PROBLEM DETAILS —
Could you copy out every line of the data where the word "Recording" occurs?

PROVIDED DATA —
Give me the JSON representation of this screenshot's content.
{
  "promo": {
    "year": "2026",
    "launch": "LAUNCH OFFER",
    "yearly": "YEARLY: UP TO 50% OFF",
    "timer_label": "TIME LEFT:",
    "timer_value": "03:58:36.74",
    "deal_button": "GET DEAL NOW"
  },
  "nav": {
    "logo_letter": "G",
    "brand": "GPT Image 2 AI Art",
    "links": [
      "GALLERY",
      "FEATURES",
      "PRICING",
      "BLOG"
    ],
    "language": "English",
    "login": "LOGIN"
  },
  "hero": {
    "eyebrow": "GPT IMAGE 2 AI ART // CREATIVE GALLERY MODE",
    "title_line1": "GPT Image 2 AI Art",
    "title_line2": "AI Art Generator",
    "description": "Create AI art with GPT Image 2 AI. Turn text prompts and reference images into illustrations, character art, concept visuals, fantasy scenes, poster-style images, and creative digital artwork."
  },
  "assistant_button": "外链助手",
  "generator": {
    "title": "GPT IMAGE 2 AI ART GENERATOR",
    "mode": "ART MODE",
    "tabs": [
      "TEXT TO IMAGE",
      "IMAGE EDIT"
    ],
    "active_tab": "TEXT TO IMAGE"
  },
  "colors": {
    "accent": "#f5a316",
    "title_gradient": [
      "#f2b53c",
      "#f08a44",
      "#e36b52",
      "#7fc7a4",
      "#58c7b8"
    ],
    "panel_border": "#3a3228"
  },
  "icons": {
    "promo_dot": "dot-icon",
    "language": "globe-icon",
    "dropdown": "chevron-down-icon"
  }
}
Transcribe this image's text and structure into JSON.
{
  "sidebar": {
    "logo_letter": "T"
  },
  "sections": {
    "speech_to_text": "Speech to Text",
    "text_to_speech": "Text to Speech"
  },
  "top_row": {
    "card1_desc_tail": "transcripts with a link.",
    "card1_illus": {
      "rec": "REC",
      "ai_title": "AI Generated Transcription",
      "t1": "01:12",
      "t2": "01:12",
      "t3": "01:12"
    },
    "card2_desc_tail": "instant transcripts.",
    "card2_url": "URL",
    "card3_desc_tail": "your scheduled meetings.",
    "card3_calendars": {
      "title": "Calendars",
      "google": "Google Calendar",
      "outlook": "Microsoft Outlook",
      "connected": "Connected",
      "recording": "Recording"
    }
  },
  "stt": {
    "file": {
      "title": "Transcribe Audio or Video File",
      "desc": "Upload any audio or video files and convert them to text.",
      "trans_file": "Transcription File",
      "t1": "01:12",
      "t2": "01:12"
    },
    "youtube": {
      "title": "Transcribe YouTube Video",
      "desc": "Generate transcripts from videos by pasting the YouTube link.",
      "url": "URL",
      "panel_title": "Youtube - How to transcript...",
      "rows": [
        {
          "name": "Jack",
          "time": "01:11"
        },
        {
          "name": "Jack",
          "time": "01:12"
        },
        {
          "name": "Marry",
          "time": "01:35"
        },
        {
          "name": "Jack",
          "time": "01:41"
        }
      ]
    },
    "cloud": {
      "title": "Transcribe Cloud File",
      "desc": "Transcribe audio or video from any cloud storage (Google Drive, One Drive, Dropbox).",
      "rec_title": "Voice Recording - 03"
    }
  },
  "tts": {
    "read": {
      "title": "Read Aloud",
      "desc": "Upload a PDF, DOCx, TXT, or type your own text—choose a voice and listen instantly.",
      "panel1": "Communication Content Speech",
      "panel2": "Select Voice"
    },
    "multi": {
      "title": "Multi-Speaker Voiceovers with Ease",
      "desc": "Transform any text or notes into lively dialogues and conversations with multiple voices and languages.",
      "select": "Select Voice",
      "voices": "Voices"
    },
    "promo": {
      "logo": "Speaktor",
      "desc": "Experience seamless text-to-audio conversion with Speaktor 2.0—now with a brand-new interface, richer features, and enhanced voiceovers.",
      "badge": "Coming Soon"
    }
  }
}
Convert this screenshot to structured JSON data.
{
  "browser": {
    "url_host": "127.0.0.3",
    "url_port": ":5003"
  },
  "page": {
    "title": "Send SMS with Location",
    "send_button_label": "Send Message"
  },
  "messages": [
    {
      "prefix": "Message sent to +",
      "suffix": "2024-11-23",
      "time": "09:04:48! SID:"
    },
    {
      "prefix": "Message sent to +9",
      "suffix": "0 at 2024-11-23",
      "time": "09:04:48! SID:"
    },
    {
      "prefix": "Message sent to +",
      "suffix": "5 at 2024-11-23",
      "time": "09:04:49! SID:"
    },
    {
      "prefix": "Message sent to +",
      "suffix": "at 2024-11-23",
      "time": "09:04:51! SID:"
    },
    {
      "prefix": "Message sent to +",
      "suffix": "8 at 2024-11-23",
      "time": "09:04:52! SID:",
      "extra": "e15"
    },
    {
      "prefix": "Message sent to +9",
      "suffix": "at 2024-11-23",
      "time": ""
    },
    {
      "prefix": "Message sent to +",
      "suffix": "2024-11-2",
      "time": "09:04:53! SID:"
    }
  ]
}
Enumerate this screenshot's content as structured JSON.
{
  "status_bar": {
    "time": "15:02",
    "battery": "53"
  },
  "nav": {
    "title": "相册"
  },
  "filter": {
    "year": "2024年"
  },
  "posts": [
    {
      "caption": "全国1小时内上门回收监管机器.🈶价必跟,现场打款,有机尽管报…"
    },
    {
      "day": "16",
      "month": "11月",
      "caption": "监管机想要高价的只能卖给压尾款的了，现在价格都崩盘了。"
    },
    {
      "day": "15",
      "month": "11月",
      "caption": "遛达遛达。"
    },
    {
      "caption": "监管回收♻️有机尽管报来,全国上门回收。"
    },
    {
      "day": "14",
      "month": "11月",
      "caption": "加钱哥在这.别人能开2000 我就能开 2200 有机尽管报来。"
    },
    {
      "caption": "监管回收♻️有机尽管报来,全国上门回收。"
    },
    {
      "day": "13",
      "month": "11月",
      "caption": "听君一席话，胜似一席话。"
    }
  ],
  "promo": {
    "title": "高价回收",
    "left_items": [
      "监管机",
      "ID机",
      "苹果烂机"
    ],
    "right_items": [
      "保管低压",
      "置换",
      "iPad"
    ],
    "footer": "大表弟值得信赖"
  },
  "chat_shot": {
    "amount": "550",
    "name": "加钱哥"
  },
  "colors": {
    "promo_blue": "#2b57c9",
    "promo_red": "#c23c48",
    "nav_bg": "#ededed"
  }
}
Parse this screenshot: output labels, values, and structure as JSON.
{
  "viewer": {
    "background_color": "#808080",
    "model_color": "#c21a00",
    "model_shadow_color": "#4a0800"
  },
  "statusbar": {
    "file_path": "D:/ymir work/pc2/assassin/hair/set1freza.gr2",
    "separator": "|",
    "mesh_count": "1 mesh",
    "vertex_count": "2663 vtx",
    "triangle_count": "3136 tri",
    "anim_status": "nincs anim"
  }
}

ANSWER TO THIS EXERCISE —
      "recording": "Recording"
      "rec_title": "Voice Recording - 03"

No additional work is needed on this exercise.